A few cities have begun to push back. New York City, which has a highly regulated taxi industry and a huge financial incentive to continue medallions, briefly banned Uber in 2012, and its Taxi and Limousine Commission continues to seek legal action against it. The transportation agencies of Massachusetts, San Francisco and Virginia have issued cease-and-desist letters. However, the company has typically been able to come to agreements or continued to operate in legally gray areas. The Silicon Valley ethos of “move fast and break things” has prevailed, and the narrative of Uber as a positive source of creative destruction has allowed it to thrive stateside.

For an increasing number of countries, however, innovation isn’t a good enough justification for the problems Uber brings. This past week, Germany banned the app nationwide, after a previous injunction was overthrown in the summer of 2014. France announced its plan to ban non-professional driver service UberPOP this past December and raided the company’s Parisian offices this month. These plans follow a wave of bans in Belgium, Spain and Thailand.

Though the struggle to classify Uber still continues internationally, the response has been more consistent and effective. Foreign transportation authorities are more likely to come out and state that the company is operating an unlicensed taxi service than to quibble over whether or not it has legal authority over its drivers’ activities. The answers to why may be simple: Countries with more unified and unionized taxi systems are more resistant to Uber’s services than the United States, with its fragmented taxi market, is. Furthermore, many of these countries have larger, more decisive federal agencies rather than the more independent mix of local and state transportation authorities of the United States. Even if national policymakers in the United States turn against Uber, there exists no agency to ban it.

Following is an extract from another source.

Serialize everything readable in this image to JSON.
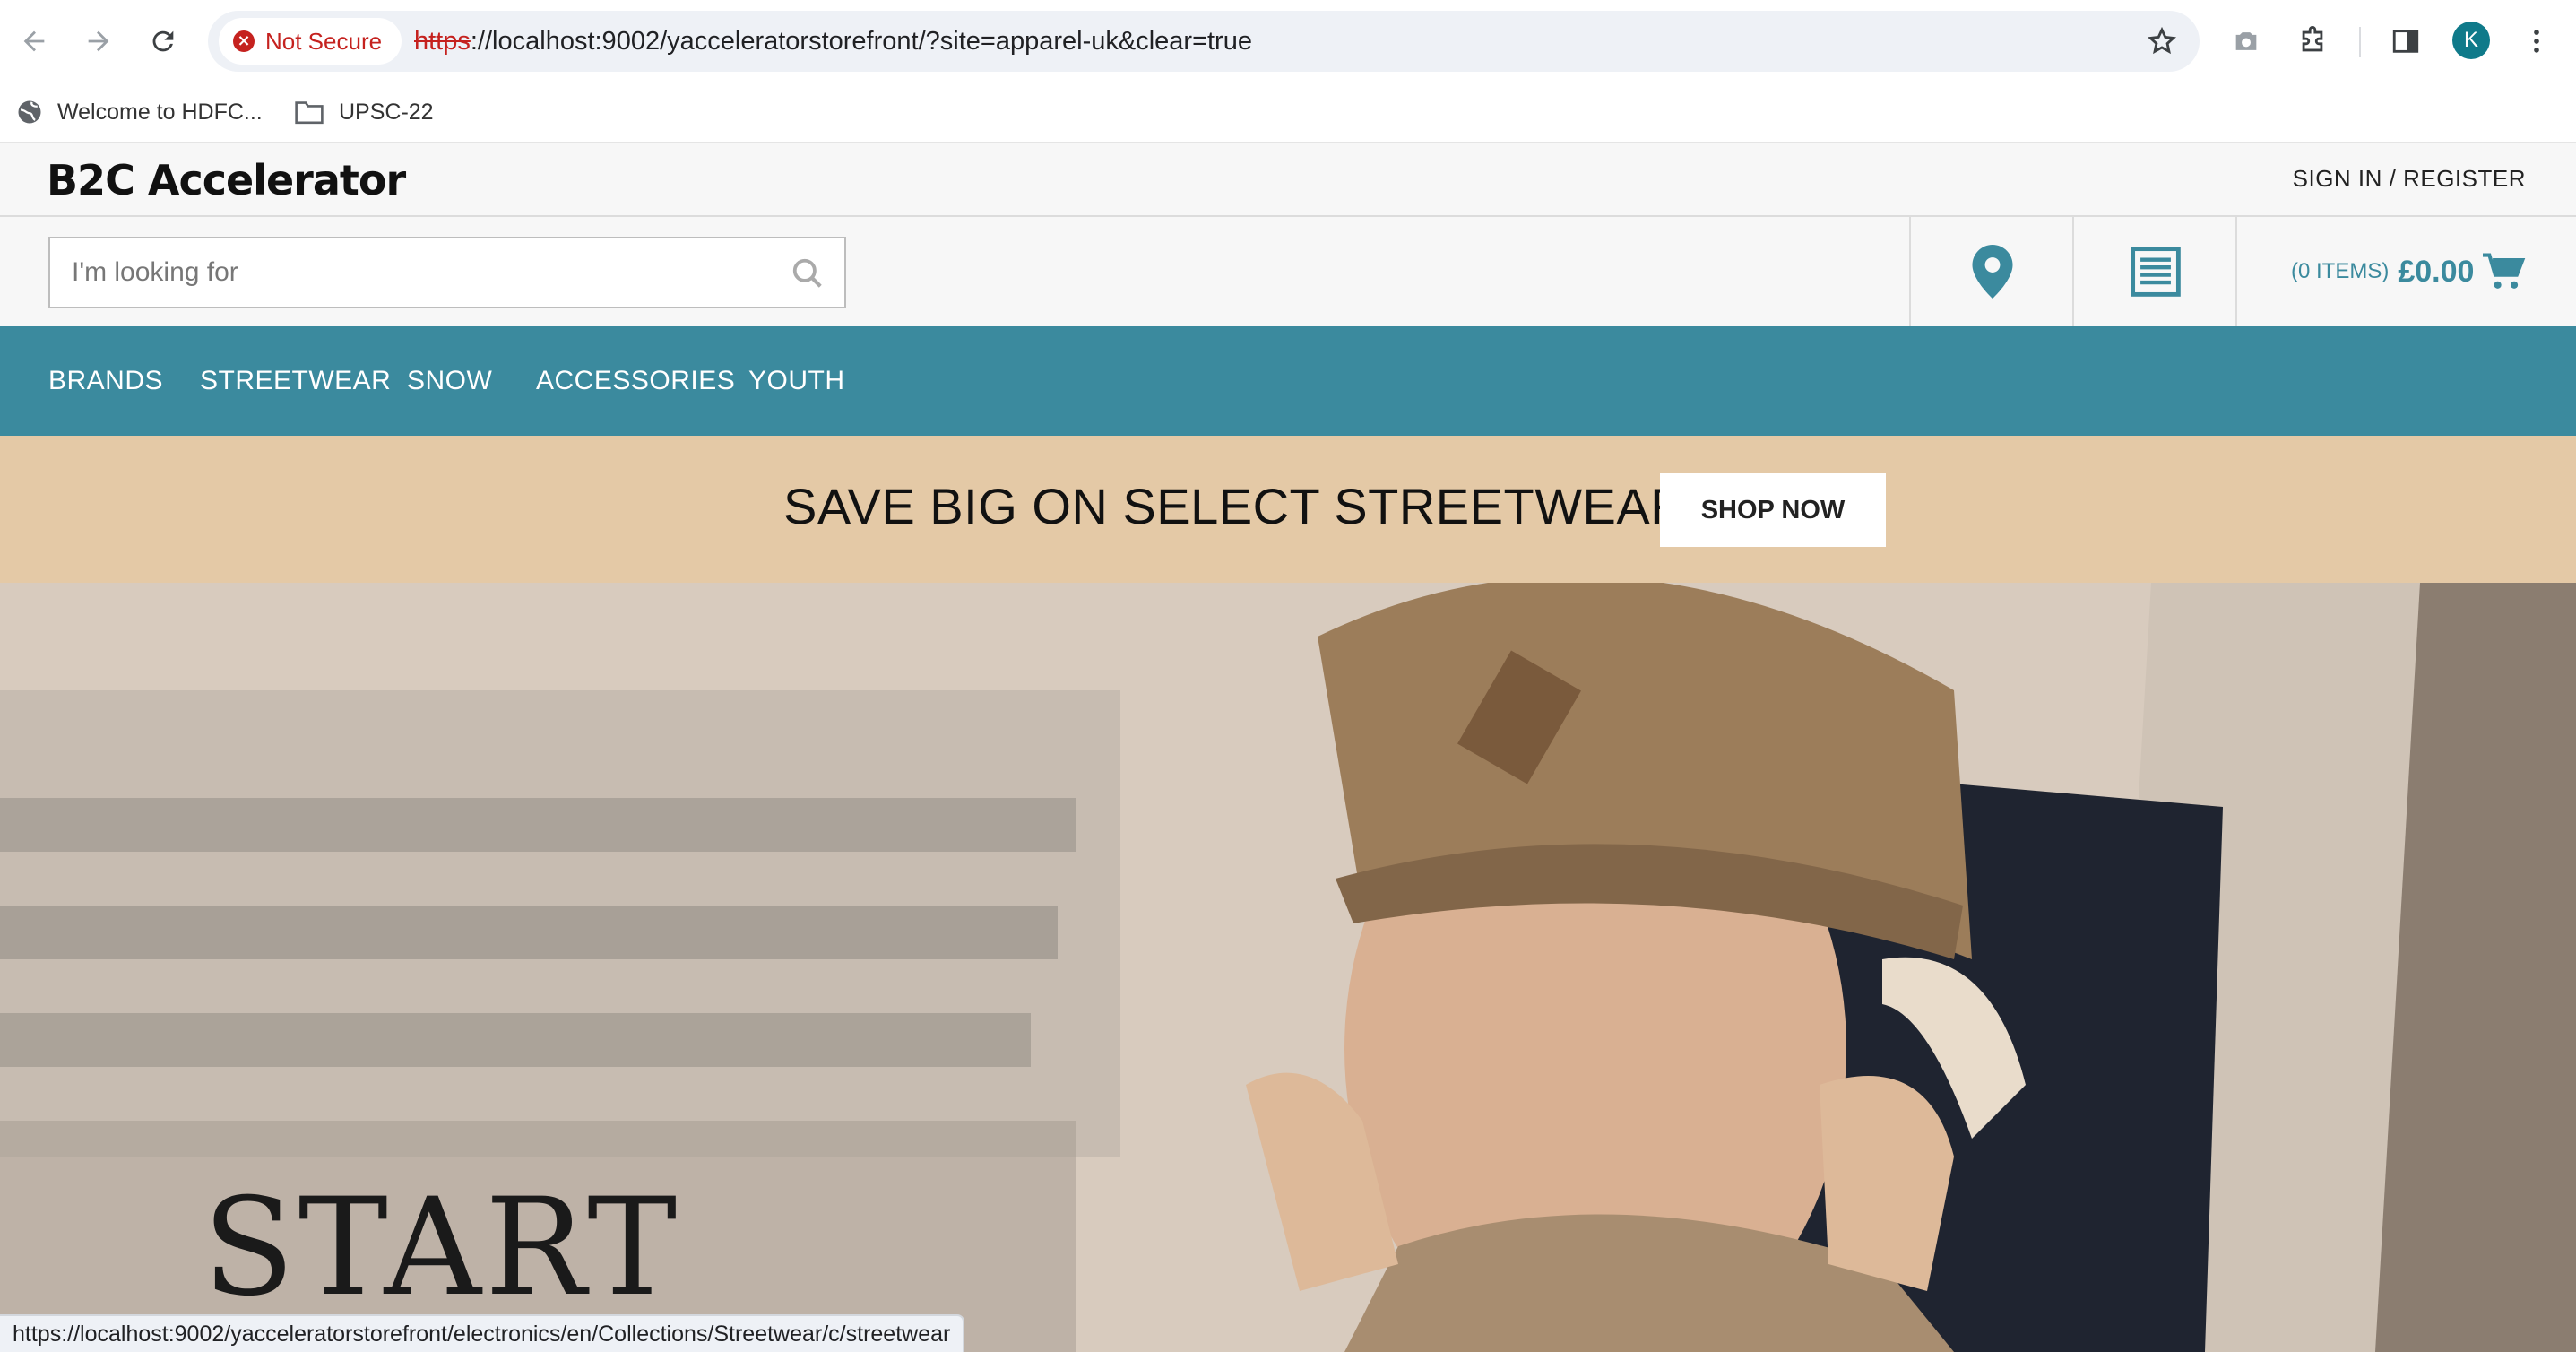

The Verge, a popular tech news site, keeps a running series on Uber’s international foibles, titled “Uber’s bumpy road to world domination.” As Berlin banned Uber, the site commented, “Seeking to limit consumer choice for all the wrong reasons;” as they reported on South Korea’s plan to launch a competing licensed taxi app, they editorialized, “Seoul is in danger of remaining trapped in the past.” There’s a presumption that these regulatory bodies don’t know what’s best and are standing in the way of the inevitable: a free market, smartphone-driven transportation system.

Underneath these obvious policy explanations larger cultural forces are at work. Uber is inherently individualistic and entrepreneurial, hinging on the promise that any person could download the app and start driving after some quick training. In the United States, the idea that normal drivers would be converted to Uber drivers is plausible. In Europe, where car ownership is less common and public transportation and professional cabs are prevalent, Uber drivers are would-be (or current) taxi drivers. The app instead becomes a loophole for evading licensing. But in the United States, where regulation is anathema and innovation is king, this bluff is more difficult to call.

But as increasing anecdotal evidence proves, there’s reason to believe that an unfettered Uber could be not only damaging to taxi drivers but dangerous for riders. That these countries slow the company’s path to global dominance isn’t necessarily a tragedy. The right to define Uber’s currently fuzzy legal status rightfully belongs to transportation agencies, and the question of technology company or taxi service deserves consideration. Whether you see it through unionized goggles or free-market blinders depends on where you’re sitting.

About the Author

Liz Studlick '16 is a staff writer for the Brown Political Review and former Layout Director.